In case you missed last night’s presidential debate, we have the rundown of what went down.
+ Best factchecks of the night
Thanks to our buddies at Flackcheck.org, we were able to give real-time takedowns of candidate misstatements. Here are two favorites:
Obama: “I think it's important… that we take some of the money that we're saving as we wind down two wars to rebuild America.”
Flackcheck: "Drawing down wars that were already set to wind down and that were deficit financed in the first place should not be considered savings" - Maya McGuinness, The Committee for a Responsible Federal Budget
Romney: “Let's focus on getting the costs down for people rather than raising it with the $2,500 additional premium.”
Flackcheck: "The actual increase has been $1,700, most of which was absorbed by employers and only a small part of which was attributable to the health care law." - Factcheck.org
+ The education debate
The candidates repeatedly referred to education over the course of the debate, with Obama mentioning the word “education” during the debate twelve times to Romney’s eight.
Romney argued that training programs need to be reformed to help kids get jobs and proposed grading schools to encourage them to improve. Investment in education, Obama said, would grow under a tax plan that increased tax rates on people who earn over $250,000 per year. And a Romney plan, he said, would end up “gutting” investment in schools.
+ Big Bird’s updating his resumé

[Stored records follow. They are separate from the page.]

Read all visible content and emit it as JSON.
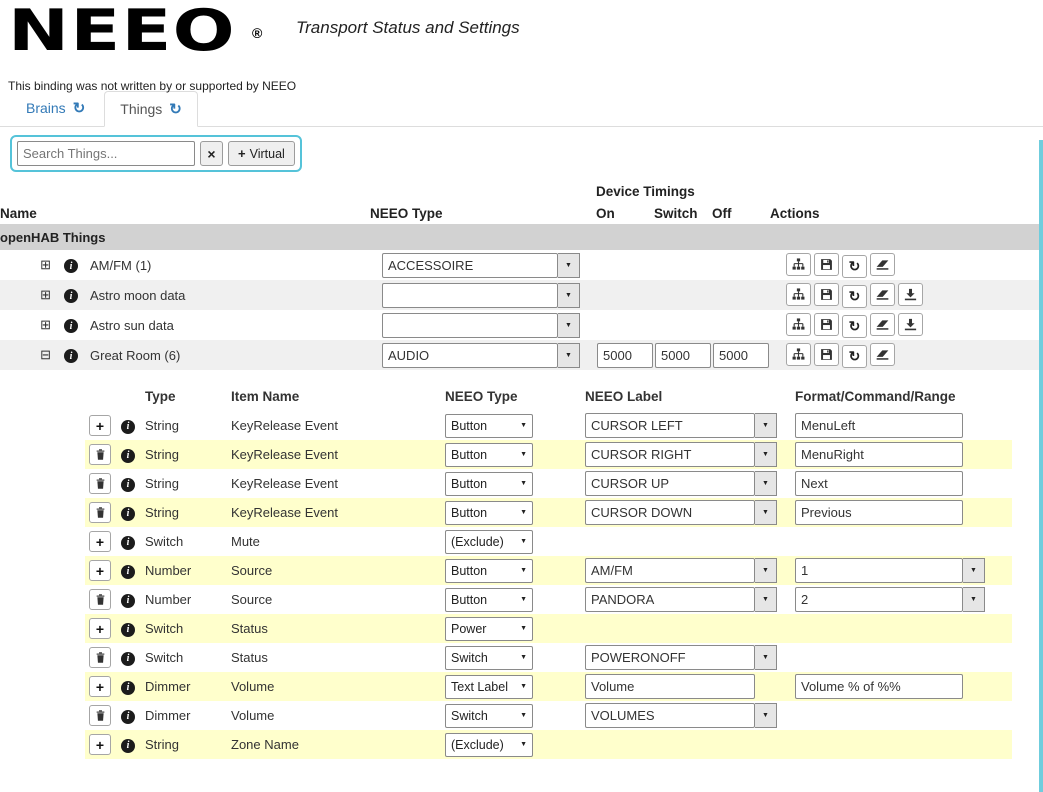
{
  "header": {
    "logo": "NEEO",
    "registered": "®",
    "subtitle": "Transport Status and Settings",
    "disclaimer": "This binding was not written by or supported by NEEO"
  },
  "tabs": [
    {
      "label": "Brains",
      "active": false
    },
    {
      "label": "Things",
      "active": true
    }
  ],
  "search": {
    "placeholder": "Search Things...",
    "virtual_label": "Virtual"
  },
  "things_table": {
    "section_label": "openHAB Things",
    "headers": {
      "name": "Name",
      "neeo_type": "NEEO Type",
      "device_timings": "Device Timings",
      "on": "On",
      "switch": "Switch",
      "off": "Off",
      "actions": "Actions"
    },
    "rows": [
      {
        "expanded": false,
        "name": "AM/FM (1)",
        "neeo_type": "ACCESSOIRE",
        "timings": null,
        "actions": [
          "sitemap",
          "save",
          "refresh",
          "eraser"
        ]
      },
      {
        "expanded": false,
        "name": "Astro moon data",
        "neeo_type": "",
        "timings": null,
        "actions": [
          "sitemap",
          "save",
          "refresh",
          "eraser",
          "download"
        ]
      },
      {
        "expanded": false,
        "name": "Astro sun data",
        "neeo_type": "",
        "timings": null,
        "actions": [
          "sitemap",
          "save",
          "refresh",
          "eraser",
          "download"
        ]
      },
      {
        "expanded": true,
        "name": "Great Room (6)",
        "neeo_type": "AUDIO",
        "timings": {
          "on": "5000",
          "switch": "5000",
          "off": "5000"
        },
        "actions": [
          "sitemap",
          "save",
          "refresh",
          "eraser"
        ]
      }
    ]
  },
  "channels_table": {
    "headers": [
      "Type",
      "Item Name",
      "NEEO Type",
      "NEEO Label",
      "Format/Command/Range"
    ],
    "rows": [
      {
        "action": "add",
        "type": "String",
        "item": "KeyRelease Event",
        "neeo_type": "Button",
        "label": "CURSOR LEFT",
        "label_dropdown": true,
        "format": "MenuLeft",
        "format_dropdown": false
      },
      {
        "action": "delete",
        "type": "String",
        "item": "KeyRelease Event",
        "neeo_type": "Button",
        "label": "CURSOR RIGHT",
        "label_dropdown": true,
        "format": "MenuRight",
        "format_dropdown": false
      },
      {
        "action": "delete",
        "type": "String",
        "item": "KeyRelease Event",
        "neeo_type": "Button",
        "label": "CURSOR UP",
        "label_dropdown": true,
        "format": "Next",
        "format_dropdown": false
      },
      {
        "action": "delete",
        "type": "String",
        "item": "KeyRelease Event",
        "neeo_type": "Button",
        "label": "CURSOR DOWN",
        "label_dropdown": true,
        "format": "Previous",
        "format_dropdown": false
      },
      {
        "action": "add",
        "type": "Switch",
        "item": "Mute",
        "neeo_type": "(Exclude)",
        "label": null,
        "label_dropdown": false,
        "format": null,
        "format_dropdown": false
      },
      {
        "action": "add",
        "type": "Number",
        "item": "Source",
        "neeo_type": "Button",
        "label": "AM/FM",
        "label_dropdown": true,
        "format": "1",
        "format_dropdown": true
      },
      {
        "action": "delete",
        "type": "Number",
        "item": "Source",
        "neeo_type": "Button",
        "label": "PANDORA",
        "label_dropdown": true,
        "format": "2",
        "format_dropdown": true
      },
      {
        "action": "add",
        "type": "Switch",
        "item": "Status",
        "neeo_type": "Power",
        "label": null,
        "label_dropdown": false,
        "format": null,
        "format_dropdown": false
      },
      {
        "action": "delete",
        "type": "Switch",
        "item": "Status",
        "neeo_type": "Switch",
        "label": "POWERONOFF",
        "label_dropdown": true,
        "format": null,
        "format_dropdown": false
      },
      {
        "action": "add",
        "type": "Dimmer",
        "item": "Volume",
        "neeo_type": "Text Label",
        "label": "Volume",
        "label_dropdown": false,
        "format": "Volume % of %%",
        "format_dropdown": false
      },
      {
        "action": "delete",
        "type": "Dimmer",
        "item": "Volume",
        "neeo_type": "Switch",
        "label": "VOLUMES",
        "label_dropdown": true,
        "format": null,
        "format_dropdown": false
      },
      {
        "action": "add",
        "type": "String",
        "item": "Zone Name",
        "neeo_type": "(Exclude)",
        "label": null,
        "label_dropdown": false,
        "format": null,
        "format_dropdown": false
      }
    ]
  }
}
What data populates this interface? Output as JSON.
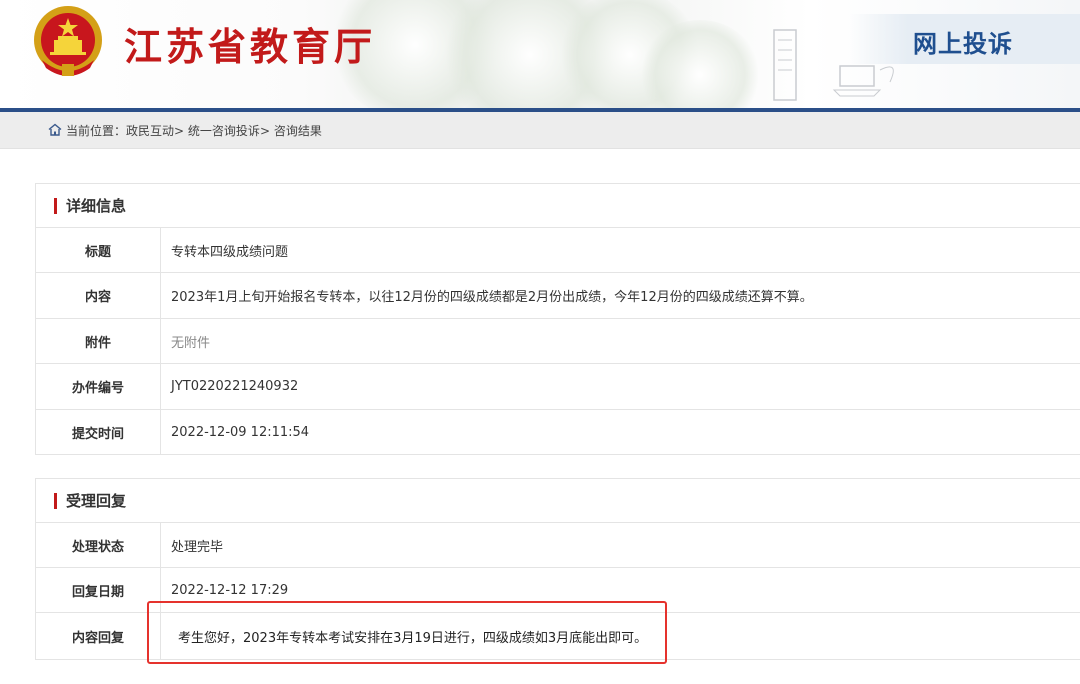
{
  "header": {
    "site_title": "江苏省教育厅",
    "online_label": "网上投诉",
    "emblem_icon": "national-emblem-icon",
    "accent_color": "#c21a1a",
    "bar_color": "#2b4f88"
  },
  "breadcrumb": {
    "icon": "home-icon",
    "prefix": "当前位置：",
    "items": [
      "政民互动",
      "统一咨询投诉",
      "咨询结果"
    ],
    "separator": ">"
  },
  "details": {
    "title": "详细信息",
    "rows": [
      {
        "label": "标题",
        "value": "专转本四级成绩问题"
      },
      {
        "label": "内容",
        "value": "2023年1月上旬开始报名专转本，以往12月份的四级成绩都是2月份出成绩，今年12月份的四级成绩还算不算。"
      },
      {
        "label": "附件",
        "value": "无附件"
      },
      {
        "label": "办件编号",
        "value": "JYT0220221240932"
      },
      {
        "label": "提交时间",
        "value": "2022-12-09 12:11:54"
      }
    ]
  },
  "reply": {
    "title": "受理回复",
    "rows": [
      {
        "label": "处理状态",
        "value": "处理完毕"
      },
      {
        "label": "回复日期",
        "value": "2022-12-12 17:29"
      },
      {
        "label": "内容回复",
        "value": "考生您好，2023年专转本考试安排在3月19日进行，四级成绩如3月底能出即可。"
      }
    ],
    "highlight_color": "#e5322d"
  }
}
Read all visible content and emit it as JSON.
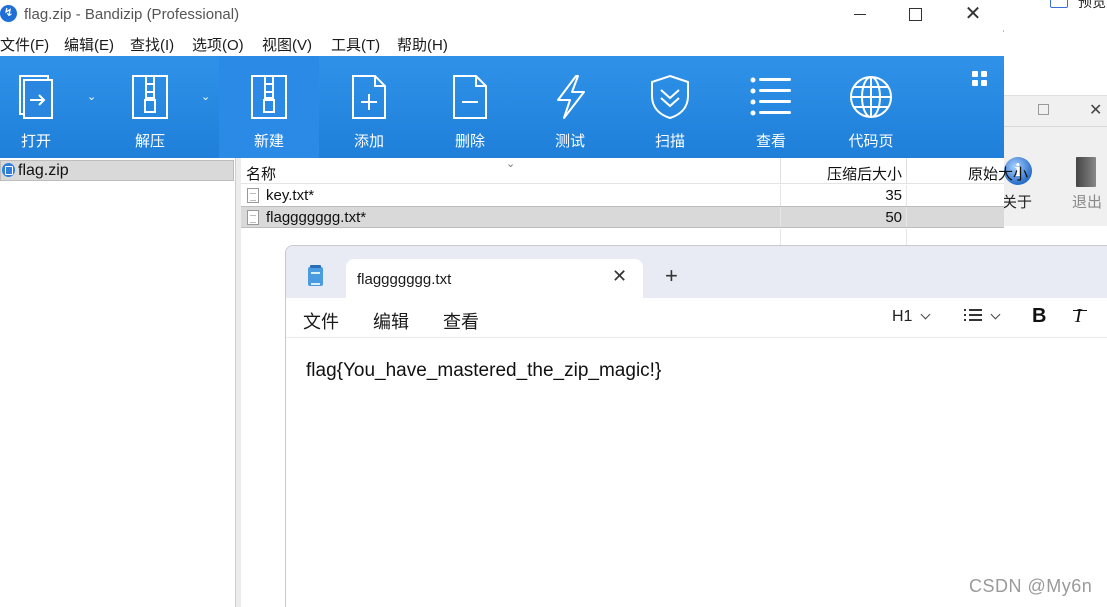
{
  "background_window": {
    "preview_label": "预览",
    "about_label": "关于",
    "exit_label": "退出"
  },
  "bandizip": {
    "title": "flag.zip - Bandizip (Professional)",
    "menu": [
      "文件(F)",
      "编辑(E)",
      "查找(I)",
      "选项(O)",
      "视图(V)",
      "工具(T)",
      "帮助(H)"
    ],
    "toolbar": [
      {
        "label": "打开",
        "icon": "open-icon"
      },
      {
        "label": "解压",
        "icon": "extract-icon"
      },
      {
        "label": "新建",
        "icon": "new-archive-icon"
      },
      {
        "label": "添加",
        "icon": "add-file-icon"
      },
      {
        "label": "删除",
        "icon": "delete-file-icon"
      },
      {
        "label": "测试",
        "icon": "test-icon"
      },
      {
        "label": "扫描",
        "icon": "scan-shield-icon"
      },
      {
        "label": "查看",
        "icon": "view-list-icon"
      },
      {
        "label": "代码页",
        "icon": "codepage-globe-icon"
      }
    ],
    "tree": [
      {
        "label": "flag.zip"
      }
    ],
    "columns": {
      "name": "名称",
      "packed": "压缩后大小",
      "original": "原始大小"
    },
    "files": [
      {
        "name": "key.txt*",
        "packed": "35"
      },
      {
        "name": "flaggggggg.txt*",
        "packed": "50",
        "selected": true
      }
    ],
    "colors": {
      "toolbar": "#2084dd",
      "selection": "#d9d9d9"
    }
  },
  "notepad": {
    "tab_title": "flaggggggg.txt",
    "new_tab": "+",
    "close_tab": "✕",
    "menu": [
      "文件",
      "编辑",
      "查看"
    ],
    "heading_select": "H1",
    "bold": "B",
    "italic": "I",
    "content": "flag{You_have_mastered_the_zip_magic!}"
  },
  "watermark": "CSDN @My6n"
}
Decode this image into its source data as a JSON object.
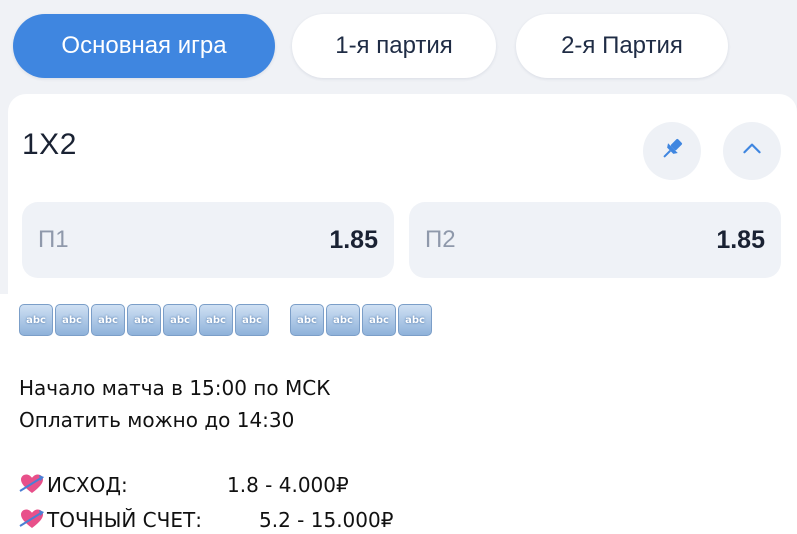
{
  "tabs": [
    {
      "label": "Основная игра",
      "active": true
    },
    {
      "label": "1-я партия",
      "active": false
    },
    {
      "label": "2-я Партия",
      "active": false
    }
  ],
  "market": {
    "title": "1X2",
    "pin_icon": "pin-icon",
    "collapse_icon": "chevron-up-icon",
    "odds": [
      {
        "label": "П1",
        "value": "1.85"
      },
      {
        "label": "П2",
        "value": "1.85"
      }
    ]
  },
  "abc_icons": {
    "text": "abc",
    "group1_count": 7,
    "group2_count": 4
  },
  "message": {
    "start": "Начало матча в 15:00 по МСК",
    "pay": "Оплатить можно до 14:30",
    "outcome_label": "ИСХОД:",
    "outcome_value": "1.8 - 4.000₽",
    "exact_label": "ТОЧНЫЙ СЧЕТ:",
    "exact_value": "5.2 - 15.000₽",
    "emoji_icon": "heart-arrow-icon"
  },
  "colors": {
    "accent": "#3f86e0",
    "background": "#f0f2f6",
    "pin": "#3f86e0"
  }
}
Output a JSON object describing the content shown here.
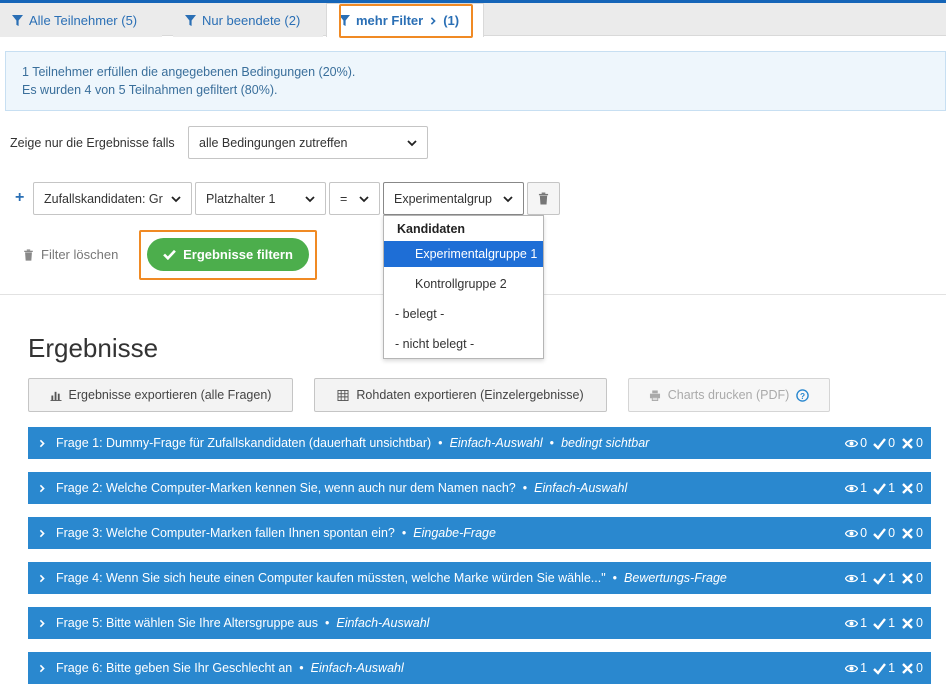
{
  "tabs": [
    {
      "label": "Alle Teilnehmer (5)",
      "icon": "filter-icon"
    },
    {
      "label": "Nur beendete (2)",
      "icon": "filter-icon"
    },
    {
      "label": "mehr Filter",
      "count": "(1)",
      "icon": "filter-icon"
    }
  ],
  "info": {
    "line1": "1 Teilnehmer erfüllen die angegebenen Bedingungen (20%).",
    "line2": "Es wurden 4 von 5 Teilnahmen gefiltert (80%)."
  },
  "condition": {
    "label": "Zeige nur die Ergebnisse falls",
    "value": "alle Bedingungen zutreffen"
  },
  "filter_row": {
    "field": "Zufallskandidaten: Gr",
    "placeholder": "Platzhalter 1",
    "operator": "=",
    "value": "Experimentalgrup"
  },
  "actions": {
    "clear_label": "Filter löschen",
    "apply_label": "Ergebnisse filtern"
  },
  "dropdown": {
    "group": "Kandidaten",
    "items": [
      "Experimentalgruppe 1",
      "Kontrollgruppe 2",
      "- belegt -",
      "- nicht belegt -"
    ],
    "selected_index": 0
  },
  "results": {
    "title": "Ergebnisse",
    "export_all": "Ergebnisse exportieren (alle Fragen)",
    "export_raw": "Rohdaten exportieren (Einzelergebnisse)",
    "print_pdf": "Charts drucken (PDF)"
  },
  "questions": [
    {
      "text": "Frage 1: Dummy-Frage für Zufallskandidaten (dauerhaft unsichtbar)",
      "type": "Einfach-Auswahl",
      "extra": "bedingt sichtbar",
      "views": "0",
      "ok": "0",
      "x": "0"
    },
    {
      "text": "Frage 2: Welche Computer-Marken kennen Sie, wenn auch nur dem Namen nach?",
      "type": "Einfach-Auswahl",
      "extra": "",
      "views": "1",
      "ok": "1",
      "x": "0"
    },
    {
      "text": "Frage 3: Welche Computer-Marken fallen Ihnen spontan ein?",
      "type": "Eingabe-Frage",
      "extra": "",
      "views": "0",
      "ok": "0",
      "x": "0"
    },
    {
      "text": "Frage 4: Wenn Sie sich heute einen Computer kaufen müssten, welche Marke würden Sie wähle...\"",
      "type": "Bewertungs-Frage",
      "extra": "",
      "views": "1",
      "ok": "1",
      "x": "0"
    },
    {
      "text": "Frage 5: Bitte wählen Sie Ihre Altersgruppe aus",
      "type": "Einfach-Auswahl",
      "extra": "",
      "views": "1",
      "ok": "1",
      "x": "0"
    },
    {
      "text": "Frage 6: Bitte geben Sie Ihr Geschlecht an",
      "type": "Einfach-Auswahl",
      "extra": "",
      "views": "1",
      "ok": "1",
      "x": "0"
    }
  ],
  "colors": {
    "accent": "#2a88cf",
    "green": "#4cae4c",
    "highlight": "#f08a24",
    "selected": "#1e6ed6"
  }
}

The biggest loser of the night? Big Bird. When talking about cutting the deficit by reducing government spending, Romney offered up PBS as an example. “I’m sorry, Jim,” he said to the moderator, Jim Lehrer, who reports for PBS. “I’m going to the stop the subsidy to PBS. I’m going to stop other things. I like PBS. I love Big Bird. I actually like you, too.”
Pretty bold to fire the moderator in the middle of a debate! And this’ll lose him some Muppet votes for sure. He doesn’t have much to lose since Sesame Street is in Manhattan, and New York State has been in the Obama column since day one. We’ll see whether the gambit pays off and the message resonates with voters.
+ “Obamacare” will enter the dictionary
Obama pretty much announced tonight that he’s okay with calling his health reform package “Obamacare,” which originated from conservatives as a pithy way to pop the law’s bubble. In a defense of the reform bill, Obama said “I have become fond of this term, ‘Obamacare,’" while gazing upward with a look of childish wonder on his face. Okay, not really. But that’s actually what he said.
Health care was one of the big topics of the night. Romney said Obamacare increases the government spending and taxes. Obama retorted that repealing it would increase the cost of care to seniors while benefiting insurance companies and would lead many people with long-term conditions to be unable to get health insurance, as was the case in the previous system. To sort it all out, head to Factcheck.org